Hype, merit, or is it the flavor of the week?
There is a lot of com chatter on the internet and Youtube about “WW*D” “What Would [insert SOF favorite icon legend here] Do? Equipment, reviews, tactics, shooting styles tips and tricks, or is this a new to the gun culture?, is this hype or are there a lot of merit in these? I would speculate to some degree all of the above, with the advent of strea…ming video it has brought it more to the front than before.
Tactical shooting and the equipment used use to follow a disciplined doctrine, it was black or white with no in between, either you were doing it their way or you were doing it wrong. Times have changed and a lot of thought, training, and practice have gone into this with great results. The old mold is broken and there is an outpouring of information at our finger tips. How to translate these into performance?

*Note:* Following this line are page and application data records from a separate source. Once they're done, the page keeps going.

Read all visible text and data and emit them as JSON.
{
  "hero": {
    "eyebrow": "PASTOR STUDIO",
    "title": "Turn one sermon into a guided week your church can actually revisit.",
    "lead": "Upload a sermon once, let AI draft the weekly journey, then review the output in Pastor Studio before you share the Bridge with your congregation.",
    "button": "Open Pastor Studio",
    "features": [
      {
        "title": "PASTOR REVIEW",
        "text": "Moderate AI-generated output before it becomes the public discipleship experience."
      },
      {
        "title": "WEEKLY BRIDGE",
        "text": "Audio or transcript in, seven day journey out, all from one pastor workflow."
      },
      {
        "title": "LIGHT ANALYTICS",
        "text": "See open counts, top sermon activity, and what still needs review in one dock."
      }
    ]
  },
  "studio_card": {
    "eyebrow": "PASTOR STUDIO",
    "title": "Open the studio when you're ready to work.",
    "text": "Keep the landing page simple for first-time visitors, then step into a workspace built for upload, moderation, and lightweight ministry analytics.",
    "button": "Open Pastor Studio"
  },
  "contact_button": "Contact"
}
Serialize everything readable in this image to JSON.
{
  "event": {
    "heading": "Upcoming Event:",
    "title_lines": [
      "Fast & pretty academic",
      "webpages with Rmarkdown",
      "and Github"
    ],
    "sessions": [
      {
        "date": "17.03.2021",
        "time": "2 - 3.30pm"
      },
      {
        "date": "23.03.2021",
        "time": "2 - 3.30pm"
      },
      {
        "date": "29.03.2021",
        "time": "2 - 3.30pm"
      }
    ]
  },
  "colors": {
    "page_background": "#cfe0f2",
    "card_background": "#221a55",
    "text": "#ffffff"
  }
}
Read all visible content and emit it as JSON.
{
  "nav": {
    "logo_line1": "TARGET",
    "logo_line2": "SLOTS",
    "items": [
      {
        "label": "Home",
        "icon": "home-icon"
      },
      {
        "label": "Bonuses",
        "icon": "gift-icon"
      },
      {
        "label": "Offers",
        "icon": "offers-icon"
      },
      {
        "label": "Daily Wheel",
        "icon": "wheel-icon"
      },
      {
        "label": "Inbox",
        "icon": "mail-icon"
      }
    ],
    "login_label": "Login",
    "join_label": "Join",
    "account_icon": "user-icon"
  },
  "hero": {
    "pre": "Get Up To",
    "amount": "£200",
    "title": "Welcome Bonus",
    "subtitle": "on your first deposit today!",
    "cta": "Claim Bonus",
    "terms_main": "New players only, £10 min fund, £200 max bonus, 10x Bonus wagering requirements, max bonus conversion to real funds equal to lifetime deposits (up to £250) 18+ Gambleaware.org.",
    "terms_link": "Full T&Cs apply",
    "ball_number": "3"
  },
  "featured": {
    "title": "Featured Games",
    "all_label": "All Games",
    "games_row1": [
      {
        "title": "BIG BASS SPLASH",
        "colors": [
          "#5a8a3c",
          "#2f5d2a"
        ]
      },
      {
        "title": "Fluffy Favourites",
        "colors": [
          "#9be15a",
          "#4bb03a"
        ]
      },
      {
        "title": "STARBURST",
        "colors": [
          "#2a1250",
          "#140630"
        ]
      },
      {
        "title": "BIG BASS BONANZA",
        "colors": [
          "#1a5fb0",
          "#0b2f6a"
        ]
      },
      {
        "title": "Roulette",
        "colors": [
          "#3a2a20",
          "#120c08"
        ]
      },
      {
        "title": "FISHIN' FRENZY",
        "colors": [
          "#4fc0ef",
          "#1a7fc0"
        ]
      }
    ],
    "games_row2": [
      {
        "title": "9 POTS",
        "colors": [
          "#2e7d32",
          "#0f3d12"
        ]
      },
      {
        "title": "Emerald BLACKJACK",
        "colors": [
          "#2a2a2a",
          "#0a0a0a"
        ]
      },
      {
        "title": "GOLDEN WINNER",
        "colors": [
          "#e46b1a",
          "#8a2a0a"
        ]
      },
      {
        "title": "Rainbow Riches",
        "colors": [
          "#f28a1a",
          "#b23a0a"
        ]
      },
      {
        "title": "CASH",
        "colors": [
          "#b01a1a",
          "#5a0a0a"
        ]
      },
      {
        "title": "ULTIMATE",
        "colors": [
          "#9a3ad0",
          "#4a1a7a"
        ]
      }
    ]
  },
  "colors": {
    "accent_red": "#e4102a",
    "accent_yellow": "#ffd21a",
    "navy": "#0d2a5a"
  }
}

Most of these SOF guru’s invested a lot of time and effort in developing their skill sets, had an almost unlimited budget for R&D, and were constantly supported by a big green machine, either militarily or by large private contracting companies like Blackwater and even equipment manufacturers. Now where does this leave the average grunt, contractor or sport shooter?
The individual have to decide what he can incorporate into his training syllabus, is it worth the change, and most of all will he benefit from it? Most will benefit from the lessons learned and developed by these respected individuals. Please understand that these were developed by individuals that suited their styles with untold amount of ammunition expended downrange, and may not be for everyone but it certainly gives us all options.
My own personal preferences are basic, I use equipment that is functional, set up for mobility. Anything I can do with a gross motor skill is my first choice as it will be the state I revert to when things go bad. I practice until it is natural, then I practice to fail.
I tend to use the least amount of equipment that I can, some items have multiple uses. I like a basic pistol (Glock 17) simple, accurate and most of all dependable with very few modifications. Grip tape on the pistol grip and an extended mag release. I prefer piston carbines, with the AK-47 being my favorite for CBQ to 200m’s as it is rugged, simple to use with gross motor skills and most of all dependable again. This works for me in the environment that I expect to be engaged with.
My plate carrier is basic, large SAPI plates front and rear, holds up to 7 thirty round magazine, medi-kit, GPS, fighting knife, a couple of pistol magazines, utility knife. It is set up for mobility and everything can be reached with either hand.
Unlike the SOF legends and icons, some of us work unsupported, no big green machine, with no ability to call in a nine liner, airstrike, arty, or medievac, not even a fire team partner, just our local nationals which we invest a lot of time training and building a team with simple but effective tactics and equipment. I developed my training, equipment setup and tactics to suite this and at no time do I curl up in the fetal position, cry for my Mommy and wonder WW*D?
If I adopted every new tactic, piece of tactical gear, every new wizzbang gadget I would be weighted down beyond belief with most of these items requiring fine motor skills to use effectively and I would be in a world of hurt quickly. This would be counter productive for me, and is why we select our equipment, weapons and training as we do.
We see too many tactical gear whore poster children at the ranges and in theater, it can be quite entertaining to say the least. Use what you can optimally use, train within your capabilities and train for your expected engagements. It will not hurt to learn something new to add to your mental toolbox but your focus should be on what you are likely to encounter most.
Be safe and train hard.